“Work has already started on Cycleway 4 which goes from Tower Bridge to Greenwich – and that will be extended to Woolwich.
“We’re also working with Southwark on a new cycle route from Rotherhithe to Peckham.
“I’ve asked TfL officers to accelerate their work to expand the Santander scheme further into Southwark, so that when we get this fantastic new cycleway built from Tower Bridge to Greenwich, further along that route you can get Santander docked bikes, because I know that is an aspiration that Southwark has.”
Southwark Council leader Peter John said last week: “We are also working with TfL on a programme to expand the Santander cycle hire scheme from London Bridge to the [Rotherhithe] peninsular, and this will be part of the cycle hire action plan presented to cabinet in the autumn.”
Southwark Council has launched a public consultation on the ‘Rotherhithe Movement Plan’, a three-pronged set of proposed changes to transport in the area.
The council is proposing to introduce a Rotherhithe and Surrey Docks controlled parking zone (CPZ), replace the Lower Road one way system with two-way traffic and build a new cycle route along Redriff Road and Salter Road.
Southwark Council is to buy the former Red Lion Boys’ Club in Hawkstone Road with the aim of developing new council homes on the site.
The now defunct boys’ club occupied a building that was previously a church on a prominent site near Surrey Quays Station.

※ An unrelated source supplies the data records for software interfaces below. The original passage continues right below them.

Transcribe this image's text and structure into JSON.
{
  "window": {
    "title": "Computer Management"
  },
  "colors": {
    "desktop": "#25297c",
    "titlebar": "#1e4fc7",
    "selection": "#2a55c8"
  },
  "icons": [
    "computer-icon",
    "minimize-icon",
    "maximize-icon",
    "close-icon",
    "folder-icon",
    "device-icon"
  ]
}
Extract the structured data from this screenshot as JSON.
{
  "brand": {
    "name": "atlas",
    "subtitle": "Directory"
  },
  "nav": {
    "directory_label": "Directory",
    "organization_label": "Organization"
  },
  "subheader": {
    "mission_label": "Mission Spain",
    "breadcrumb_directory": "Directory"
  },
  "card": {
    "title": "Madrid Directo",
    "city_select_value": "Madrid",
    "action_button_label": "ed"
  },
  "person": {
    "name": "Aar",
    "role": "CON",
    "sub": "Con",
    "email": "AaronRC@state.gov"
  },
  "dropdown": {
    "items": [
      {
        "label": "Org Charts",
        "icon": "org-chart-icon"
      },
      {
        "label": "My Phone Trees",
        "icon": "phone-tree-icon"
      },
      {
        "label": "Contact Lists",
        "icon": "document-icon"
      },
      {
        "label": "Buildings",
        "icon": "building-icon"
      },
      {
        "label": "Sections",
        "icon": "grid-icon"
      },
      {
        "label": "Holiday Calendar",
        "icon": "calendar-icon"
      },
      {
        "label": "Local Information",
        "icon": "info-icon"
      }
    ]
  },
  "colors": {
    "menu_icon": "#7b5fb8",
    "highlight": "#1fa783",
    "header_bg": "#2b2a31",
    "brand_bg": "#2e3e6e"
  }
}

The council believes that around 150 new homes could be created in two-tower development if adajcent land already in council ownership is included in the scheme.
The purchase was approved at Southwark’s cabinet last week, with Cllr Leo Pollak telling colleagues that the site has “really significant potential” for new council housing.
Cllr Pollak wrote: The former Red Lion Boys Club site not only creates an opportunity for significant numbers of new council homes but also creates the opportunity for the re-provision and expansion of the community hall for the benefit of the estate TRA as well as the wider community, which we will required as part of any brief for the site.”
The council made a previous attempt to purchase the site in 2015 but its £2.5 million bid was not accepted.
Proposals to extend the historic China Hall pub in Lower Road to incorporate four flats have been vetoed by Southwark planning officers.
Owners Hamna Wakaf Ltd applied to Southwark Council to add side extensions and a mansard roof to the existing pub building.
In their decision notice, Southwark planners said: “The proposed development by virtue of its poor design, layout, scale and inappropriate materials would fail to respond positively to its surroundings.
“The inappropriate scale and design of the building would be an incongruous feature within the street scene which would adversely affect the character and appearance the surrounding area.”
The case officer’s report also noted that “the scheme does not provide sufficient mitigation measures to allow for the successful continued use of the pub”.
Google is adding ‘crowdedness predictions’ for public transport on its Maps apps … and the company says that Canada Water is one of London’s most crowded stations and the Jubilee line is the most crowded line.
In a blog post Google explained: “Crowdedness predictions come from optional feedback directly from the people who use Google Maps. In fact, you may have received notifications asking about how crowded your subway, train, or bus ride was after navigating in transit mode. To learn more about how crowdedness levels vary around the world, we analyzed aggregated and anonymized reports of crowdedness from Google Maps users from October 2018 to June 2019 during peak commuting hours (6am – 10am), and identified which lines had the highest number of crowdedness reports. “